The expected output is a copy of every line in the records with the string "label".

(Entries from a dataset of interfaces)
# # # #

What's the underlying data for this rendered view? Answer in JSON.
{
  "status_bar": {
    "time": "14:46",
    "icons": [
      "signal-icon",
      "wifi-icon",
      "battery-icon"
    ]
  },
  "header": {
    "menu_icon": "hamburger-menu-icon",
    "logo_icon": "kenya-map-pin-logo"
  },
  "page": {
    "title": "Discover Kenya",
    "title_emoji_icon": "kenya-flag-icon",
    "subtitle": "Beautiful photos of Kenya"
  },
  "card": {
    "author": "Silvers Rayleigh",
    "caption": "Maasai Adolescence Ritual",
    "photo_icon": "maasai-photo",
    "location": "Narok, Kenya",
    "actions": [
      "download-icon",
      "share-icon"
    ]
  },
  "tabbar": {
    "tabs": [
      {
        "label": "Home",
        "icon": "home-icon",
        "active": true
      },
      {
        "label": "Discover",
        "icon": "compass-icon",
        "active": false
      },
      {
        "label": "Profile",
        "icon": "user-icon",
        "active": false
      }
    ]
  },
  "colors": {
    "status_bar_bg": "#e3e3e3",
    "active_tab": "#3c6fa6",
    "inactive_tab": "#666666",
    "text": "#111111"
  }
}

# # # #

TASK ANSWER:
        "label": "Home",
        "label": "Discover",
        "label": "Profile",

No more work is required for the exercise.